The Calling is the second book of Rachelle Dekker’s Seer Novels. I have not read the first book, The Choosing, but will say that the story stood alone well enough that I could easily understand what was going on. I really wanted to love this book – after all, I’ve been a fan of Rachelle’s father, Ted Dekker, since the beginning of his career. And I’m not saying it wasn’t a good book; I’m just saying that I didn’t love it.

There were things I really did like about the book: she had some beautiful things to say about faith versus fear and finding joy and peace in surrendering to God’s will (and it was during these moments that her writing really reminded me of some of her father’s work). But the overall idea and feel of the book was so like some of those popular mainstream series today (such as the Divergent, Delirium, and Matched series), that I found myself almost confusing the stories in my mind as I read along, making it seem a bit unoriginal and predictable. It was an entertaining story with enough tension to keep me reading, but I’m sorry to say that I don’t think I will go out of my way to read any other Seer novels.
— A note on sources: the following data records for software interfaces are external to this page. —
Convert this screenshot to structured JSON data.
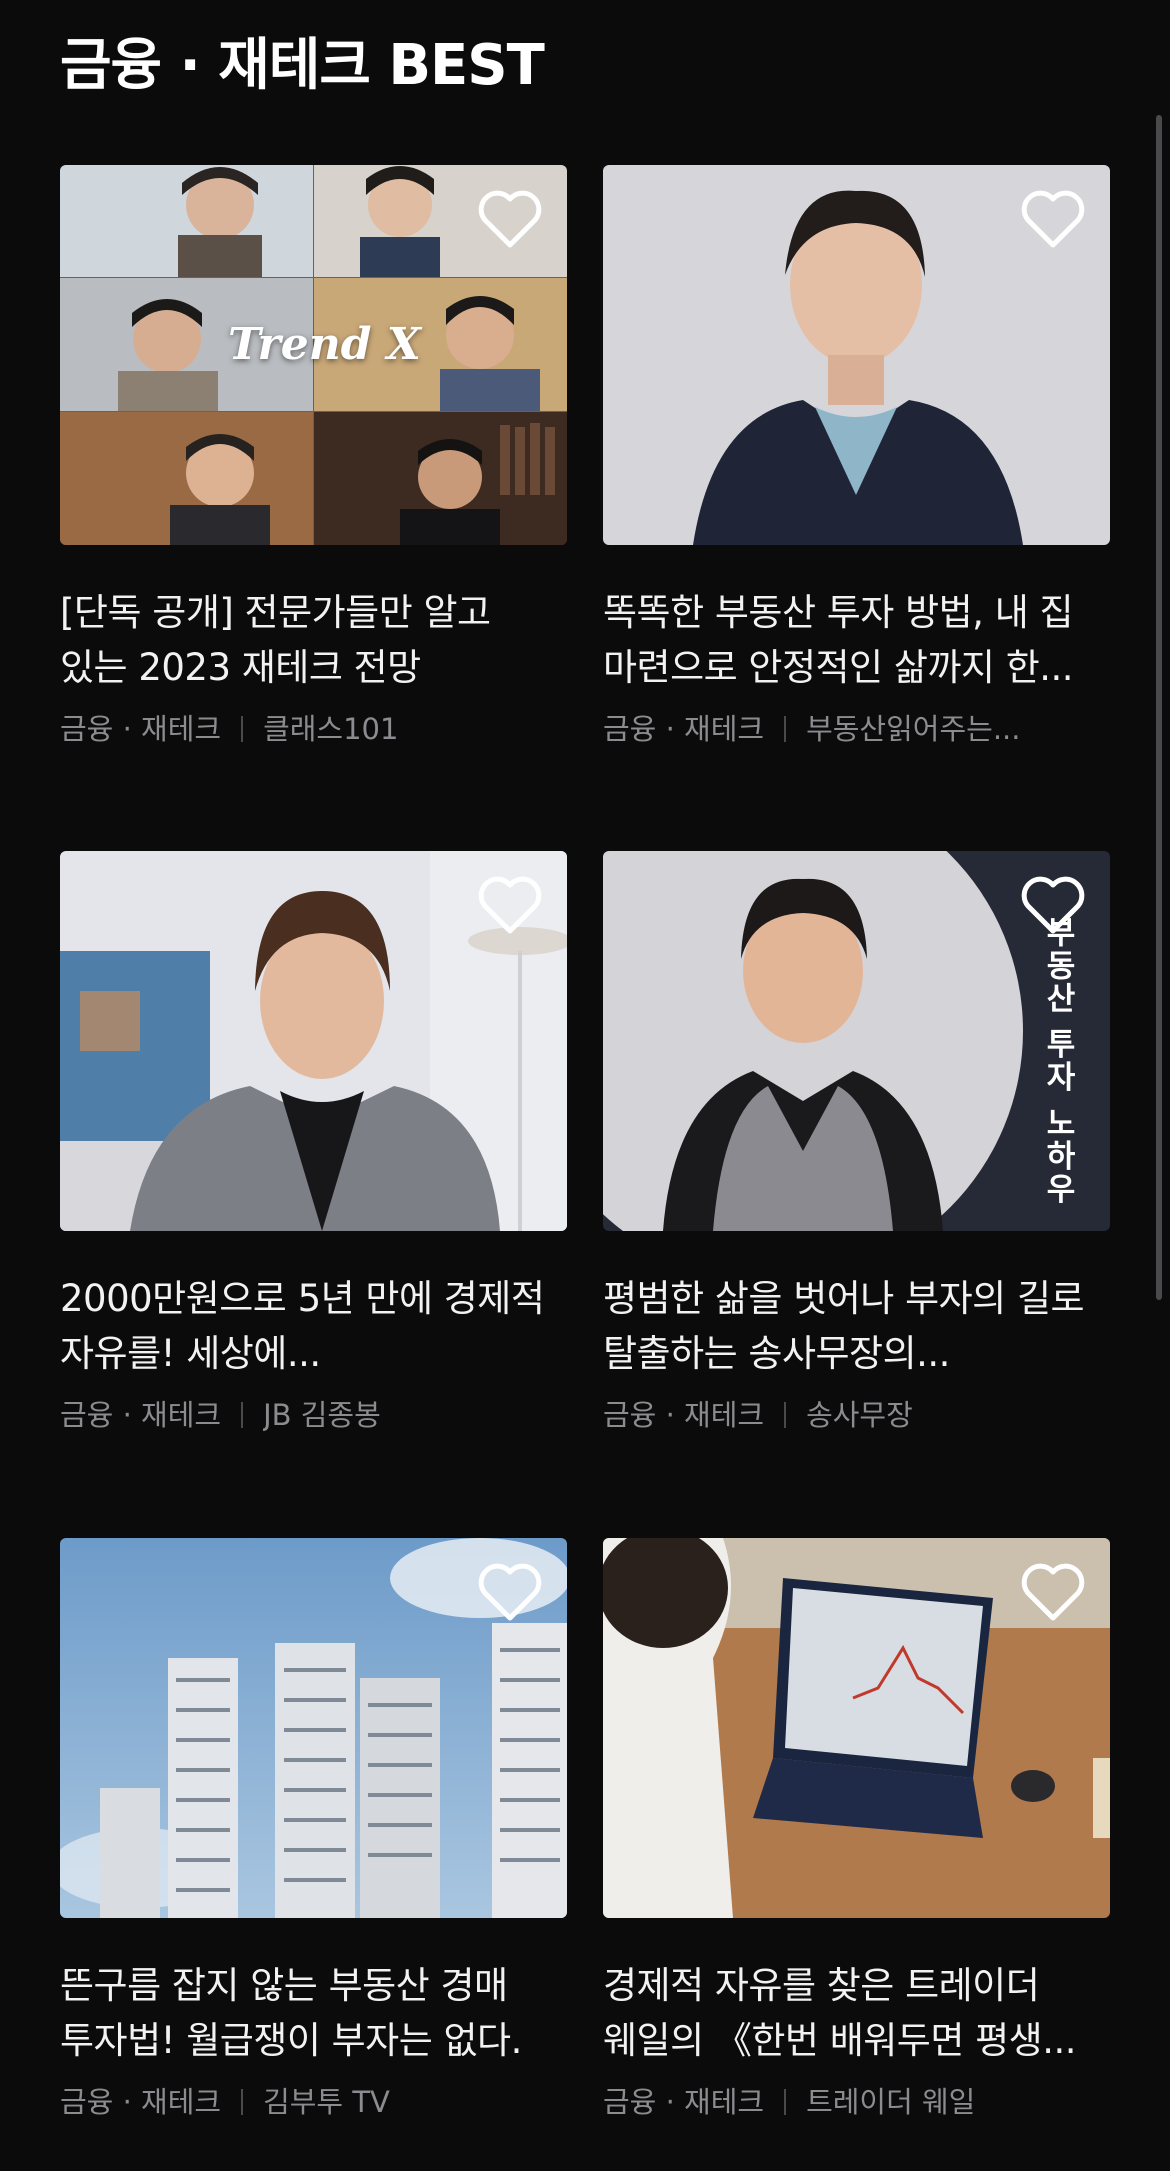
{
  "section": {
    "title": "금융 · 재테크 BEST"
  },
  "cards": [
    {
      "title": "[단독 공개] 전문가들만 알고 있는 2023 재테크 전망",
      "category": "금융 · 재테크",
      "creator": "클래스101",
      "overlay_text": "Trend X",
      "image": "grid-of-six-experts"
    },
    {
      "title": "똑똑한 부동산 투자 방법, 내 집 마련으로 안정적인 삶까지 한...",
      "category": "금융 · 재테크",
      "creator": "부동산읽어주는...",
      "image": "man-in-navy-blazer-portrait"
    },
    {
      "title": "2000만원으로 5년 만에 경제적 자유를! 세상에...",
      "category": "금융 · 재테크",
      "creator": "JB 김종봉",
      "image": "man-in-plaid-jacket-interview"
    },
    {
      "title": "평범한 삶을 벗어나 부자의 길로 탈출하는 송사무장의...",
      "category": "금융 · 재테크",
      "creator": "송사무장",
      "overlay_text": "부동산 투자 노하우",
      "image": "smiling-man-in-vest-circle"
    },
    {
      "title": "뜬구름 잡지 않는 부동산 경매 투자법! 월급쟁이 부자는 없다.",
      "category": "금융 · 재테크",
      "creator": "김부투 TV",
      "image": "apartment-towers-blue-sky"
    },
    {
      "title": "경제적 자유를 찾은 트레이더 웨일의 《한번 배워두면 평생...",
      "category": "금융 · 재테크",
      "creator": "트레이더 웨일",
      "image": "trader-laptop-stock-chart"
    }
  ],
  "icons": {
    "favorite": "heart-outline-icon"
  },
  "colors": {
    "background": "#0b0b0c",
    "title_text": "#f2f2f2",
    "meta_text": "#8c8c90"
  }
}
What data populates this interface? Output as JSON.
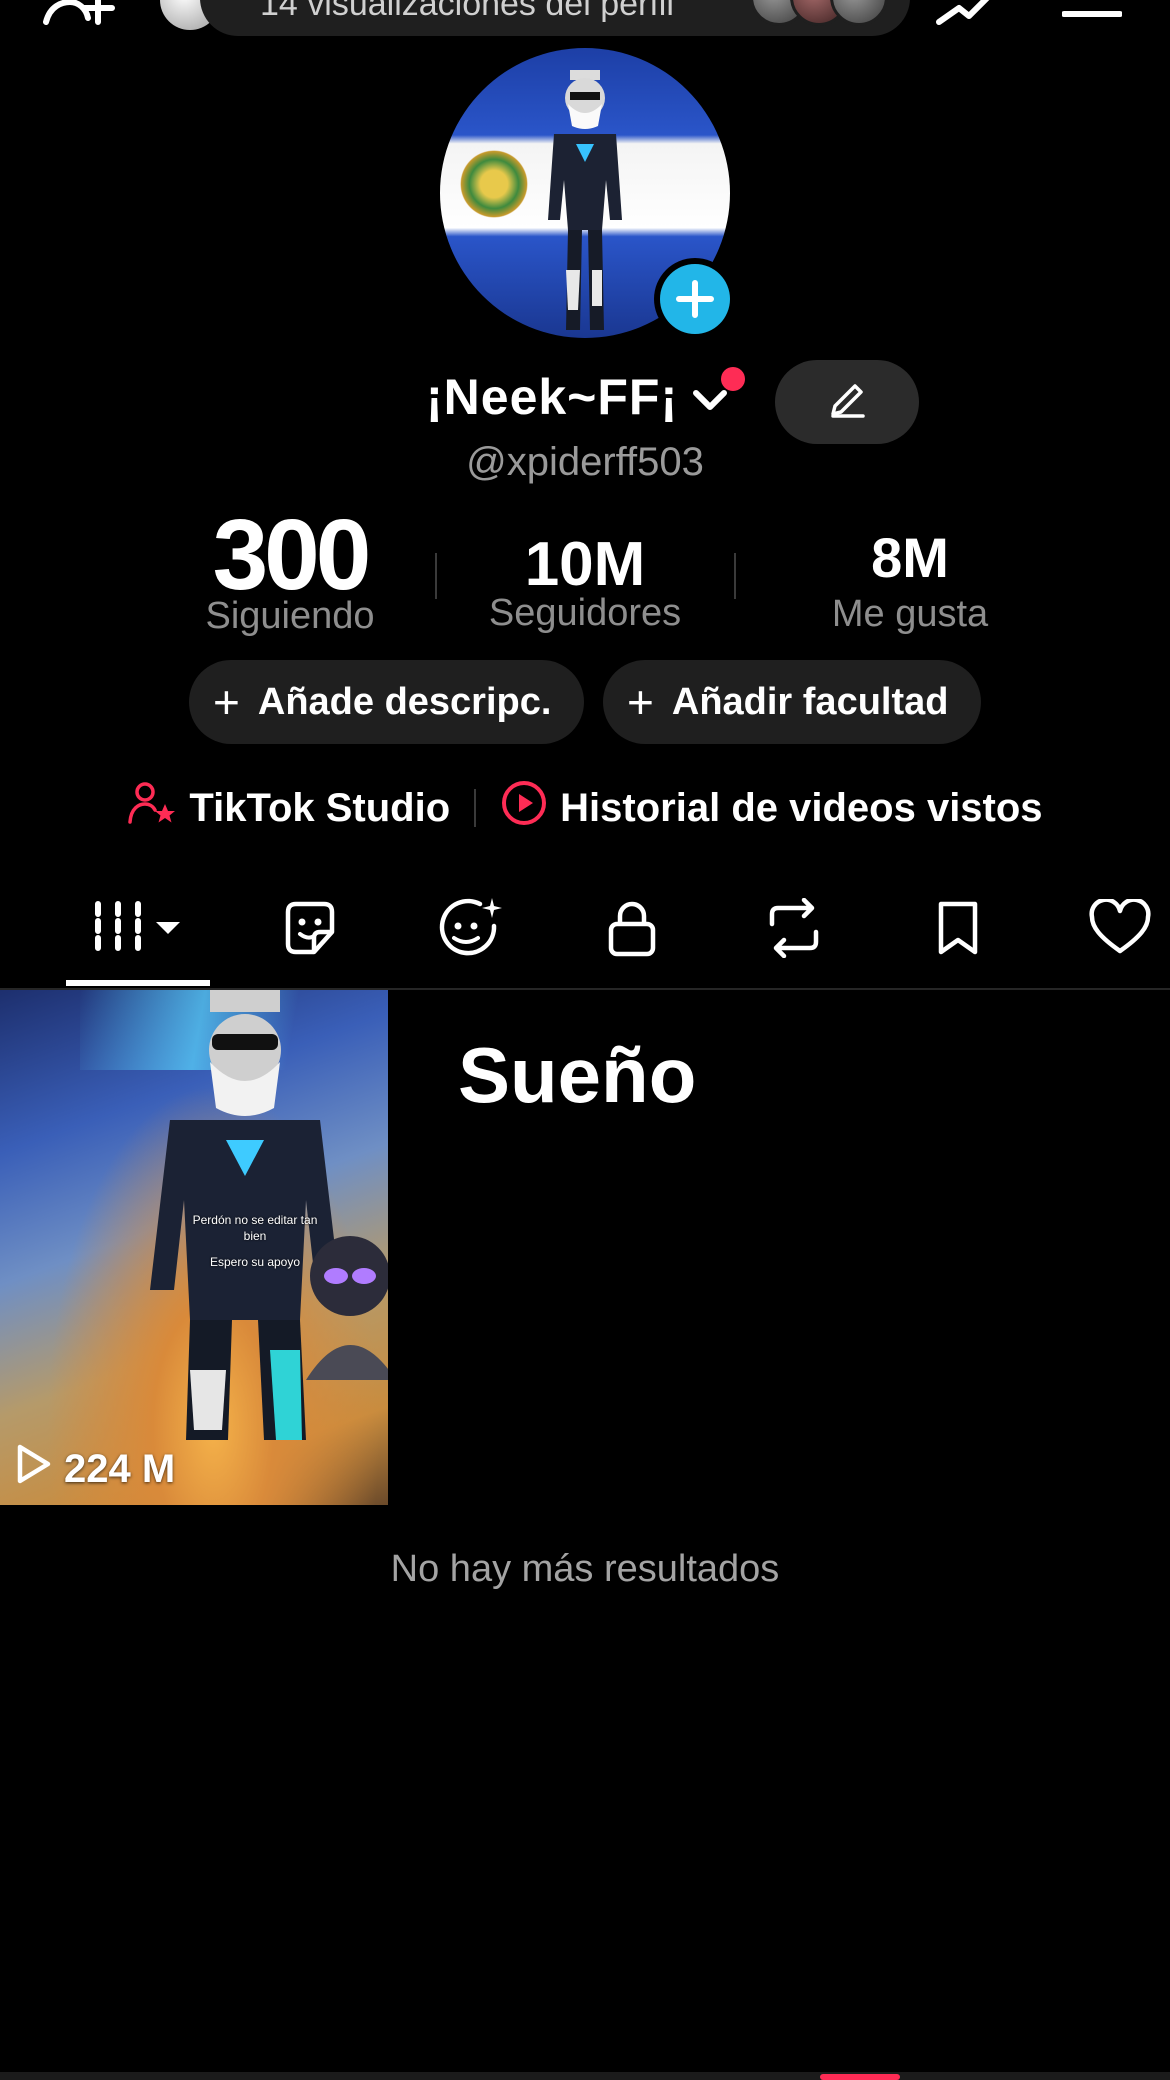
{
  "top_bar": {
    "views_text": "14 visualizaciones del perfil"
  },
  "profile": {
    "display_name": "¡Neek~FF¡",
    "username": "@xpiderff503"
  },
  "stats": {
    "following_value": "300",
    "following_label": "Siguiendo",
    "followers_value": "10M",
    "followers_label": "Seguidores",
    "likes_value": "8M",
    "likes_label": "Me gusta"
  },
  "actions": {
    "add_description": "Añade descripc.",
    "add_faculty": "Añadir facultad"
  },
  "links": {
    "studio": "TikTok Studio",
    "history": "Historial de videos vistos"
  },
  "tabs": [
    "videos",
    "stickers",
    "ai-effects",
    "private",
    "reposts",
    "saved",
    "liked"
  ],
  "grid": {
    "video_views": "224 M",
    "video_caption_line1": "Perdón no se editar tan",
    "video_caption_line2": "bien",
    "video_caption_line3": "Espero su apoyo",
    "playlist_title": "Sueño",
    "end_message": "No hay más resultados"
  },
  "colors": {
    "background": "#000000",
    "accent_red": "#fe2c55",
    "badge_blue": "#22b6e8",
    "chip_bg": "#1f1f1f"
  }
}
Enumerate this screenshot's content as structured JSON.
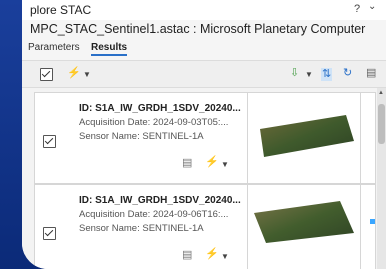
{
  "window": {
    "title": "plore STAC",
    "help": "?",
    "subtitle": "MPC_STAC_Sentinel1.astac : Microsoft Planetary Computer"
  },
  "tabs": [
    {
      "label": "Parameters",
      "active": false
    },
    {
      "label": "Results",
      "active": true
    }
  ],
  "results": [
    {
      "id": "ID: S1A_IW_GRDH_1SDV_20240...",
      "acquisition": "Acquisition Date: 2024-09-03T05:...",
      "sensor": "Sensor Name: SENTINEL-1A"
    },
    {
      "id": "ID: S1A_IW_GRDH_1SDV_20240...",
      "acquisition": "Acquisition Date: 2024-09-06T16:...",
      "sensor": "Sensor Name: SENTINEL-1A"
    }
  ],
  "colors": {
    "accent": "#2a70c8",
    "frame": "#0b2a78"
  }
}
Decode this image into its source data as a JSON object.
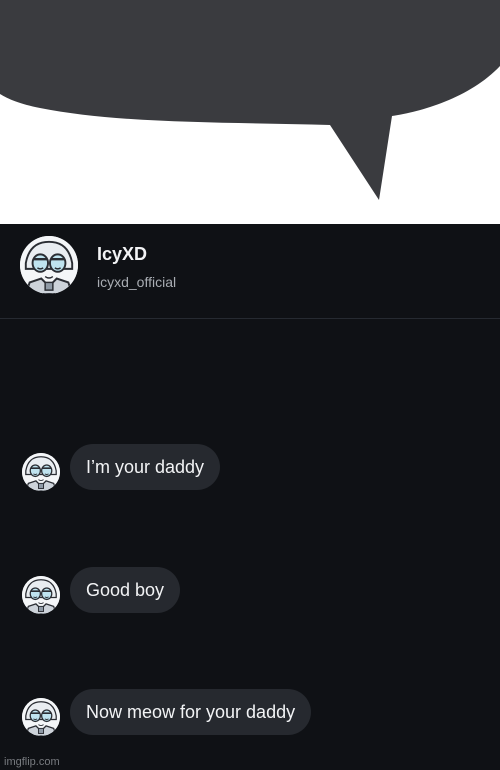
{
  "profile": {
    "display_name": "IcyXD",
    "username": "icyxd_official",
    "avatar_icon": "anime-face-avatar-icon"
  },
  "messages": [
    {
      "text": "I’m your daddy"
    },
    {
      "text": "Good boy"
    },
    {
      "text": "Now meow for your daddy"
    }
  ],
  "watermark": "imgflip.com",
  "colors": {
    "bubble_overlay": "#3a3b3f",
    "chat_background": "#0f1115",
    "message_bubble": "#26292f",
    "text_primary": "#f2f3f5",
    "text_secondary": "#a9adb3"
  }
}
Thanks to Tyndale House Publishers and NetGalley for the free copy of this book for review purposes. I was not required to give a positive review. All opinions are my very own! 🙂